Genetic targets help alcohol addiction, study finds
Alcoholics who are tested for genotype specificity prior to receiving ondansetron may have significantly improved outcomes, according to a report published in the March 2011 issue of American Journal of Psychiatry.
In a double-blind controlled trial, a cohort of 283 people with alcohol addiction were randomized by their specific genotype of the serotonin transporter gene: the 5'-regulatory region of the 5-HTT gene (LL/LS/SS) and a polymorphism in the 3'-untranslated region. Study subjects were given either ondansetron (4 μg/kg twice daily) or placebo for 11 weeks, and also received cognitive behavioral therapy. People with the LL genotype who received ondansetron reported a lower mean number of drinks per drinking day (-1.62) and a higher percentage of days abstinent (11.27%) than participants who received placebo. Individuals with non-LL genotype patterns receiving ondansetron responded less favorably than the LL group.
Results from this investigation demonstrate the direct relationship of an alcohol addiction patient's genetic profile and his/her ability to respond to therapy. Based on the results of their study, investigators "propose a new pharmacogenetic approach using ondansetron to treat severe drinking and improve abstinence in alcoholics."
The study further confirms the benefits of genetic targeting for drug therapies, according to lead investigator Bankole A. Johnson, MD, PhD, DSc, chairman of the department of psychiatry and neurobehavioral sciences at the University of Virginia School of Medicine, Charlottesville, Va.
"One side of targeting treatment is tailoring the efficacy of response, that is, giving medicine to people who respond to the medication. The other side of this approach is to have no side effects and no adverse events," said Dr Johnson.
From a payer perspective, Dr Johnson said, "Even if you look at the most successful psychiatric drugs, not much more than half of the people taking a medicine, sometimes less than that, respond to it. This is a huge waste in medical costs, hospital costs, drug expense, and it doesn't help patients."

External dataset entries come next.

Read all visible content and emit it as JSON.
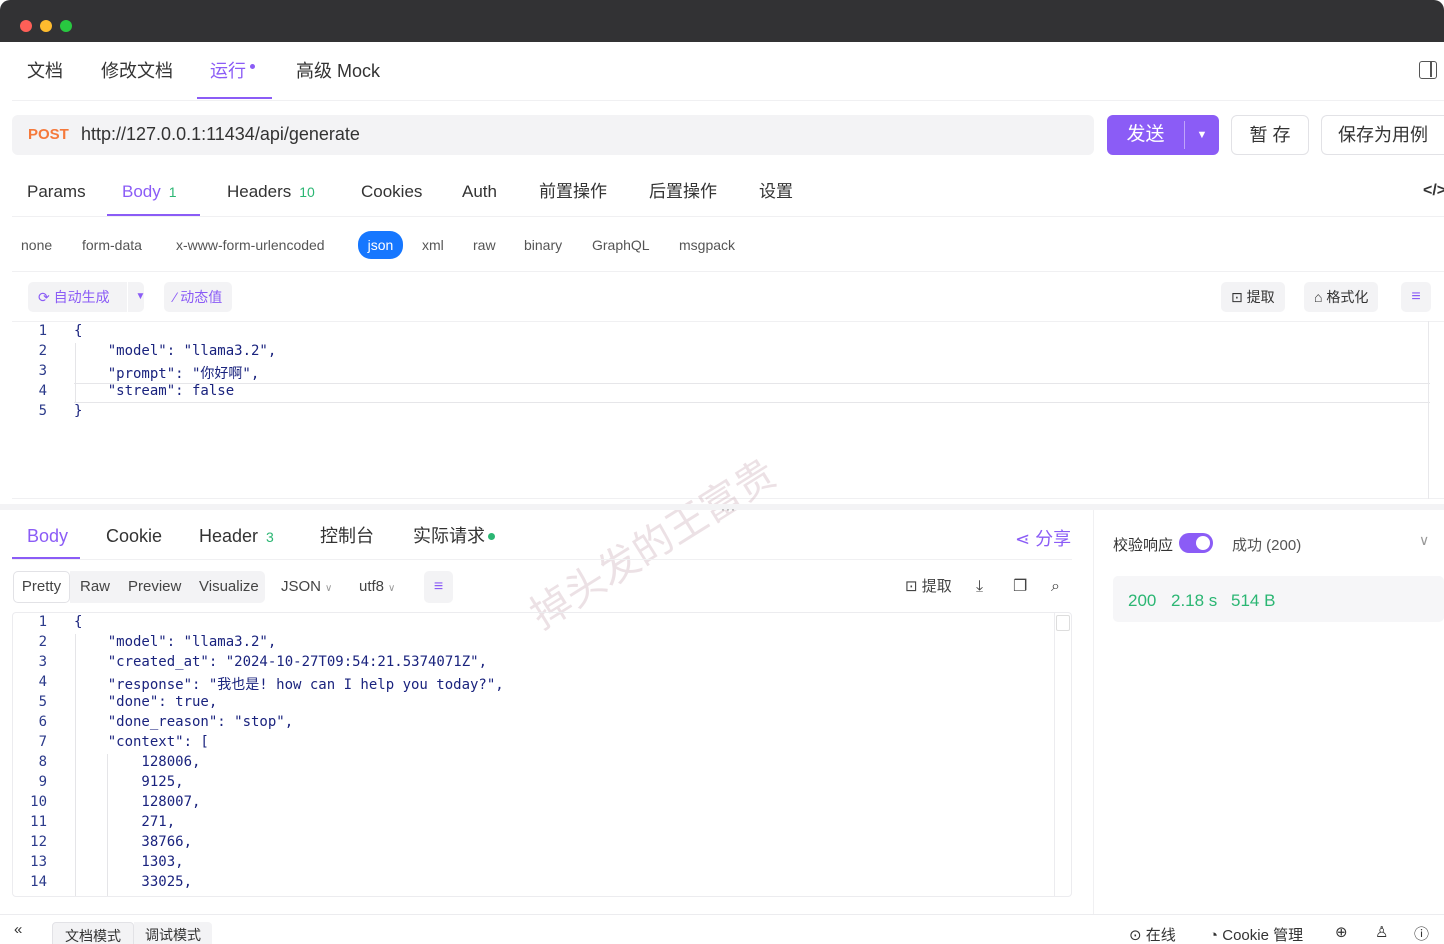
{
  "top_tabs": [
    {
      "label": "文档"
    },
    {
      "label": "修改文档"
    },
    {
      "label": "运行"
    },
    {
      "label": "高级 Mock"
    }
  ],
  "request": {
    "method": "POST",
    "url": "http://127.0.0.1:11434/api/generate",
    "send_label": "发送",
    "save_label": "暂 存",
    "save_example_label": "保存为用例"
  },
  "request_tabs": [
    {
      "label": "Params"
    },
    {
      "label": "Body",
      "badge": "1"
    },
    {
      "label": "Headers",
      "badge": "10"
    },
    {
      "label": "Cookies"
    },
    {
      "label": "Auth"
    },
    {
      "label": "前置操作"
    },
    {
      "label": "后置操作"
    },
    {
      "label": "设置"
    }
  ],
  "body_types": [
    "none",
    "form-data",
    "x-www-form-urlencoded",
    "json",
    "xml",
    "raw",
    "binary",
    "GraphQL",
    "msgpack"
  ],
  "editor_toolbar": {
    "auto_gen": "自动生成",
    "dynamic": "动态值",
    "extract": "提取",
    "format": "格式化"
  },
  "request_body_lines": [
    {
      "n": "1",
      "text": "{"
    },
    {
      "n": "2",
      "text": "    \"model\": \"llama3.2\","
    },
    {
      "n": "3",
      "text": "    \"prompt\": \"你好啊\","
    },
    {
      "n": "4",
      "text": "    \"stream\": false"
    },
    {
      "n": "5",
      "text": "}"
    }
  ],
  "watermark": "掉头发的王富贵",
  "response_tabs": [
    {
      "label": "Body"
    },
    {
      "label": "Cookie"
    },
    {
      "label": "Header",
      "badge": "3"
    },
    {
      "label": "控制台"
    },
    {
      "label": "实际请求"
    }
  ],
  "share_label": "分享",
  "view_tabs": {
    "pretty": "Pretty",
    "raw": "Raw",
    "preview": "Preview",
    "visualize": "Visualize",
    "format": "JSON",
    "encoding": "utf8",
    "extract": "提取"
  },
  "response_lines": [
    {
      "n": "1",
      "text": "{"
    },
    {
      "n": "2",
      "text": "    \"model\": \"llama3.2\","
    },
    {
      "n": "3",
      "text": "    \"created_at\": \"2024-10-27T09:54:21.5374071Z\","
    },
    {
      "n": "4",
      "text": "    \"response\": \"我也是! how can I help you today?\","
    },
    {
      "n": "5",
      "text": "    \"done\": true,"
    },
    {
      "n": "6",
      "text": "    \"done_reason\": \"stop\","
    },
    {
      "n": "7",
      "text": "    \"context\": ["
    },
    {
      "n": "8",
      "text": "        128006,"
    },
    {
      "n": "9",
      "text": "        9125,"
    },
    {
      "n": "10",
      "text": "        128007,"
    },
    {
      "n": "11",
      "text": "        271,"
    },
    {
      "n": "12",
      "text": "        38766,"
    },
    {
      "n": "13",
      "text": "        1303,"
    },
    {
      "n": "14",
      "text": "        33025,"
    }
  ],
  "validation": {
    "label": "校验响应",
    "result": "成功 (200)",
    "status": "200",
    "time": "2.18 s",
    "size": "514 B"
  },
  "bottom_bar": {
    "doc_mode": "文档模式",
    "debug_mode": "调试模式",
    "online": "在线",
    "cookie_mgmt": "Cookie 管理"
  },
  "colors": {
    "accent": "#8b5cf6",
    "json_chip": "#1677ff",
    "success": "#2bb673",
    "method_post": "#f5793b"
  }
}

Johnson BA, Ait-Daoud N, Seneviratne C, et al. Pharmacogenetic approach at the serotonin transporter gene as a method of reducing the severity of alcohol drinking. Am J Psychiatry. 2011;168:265–275.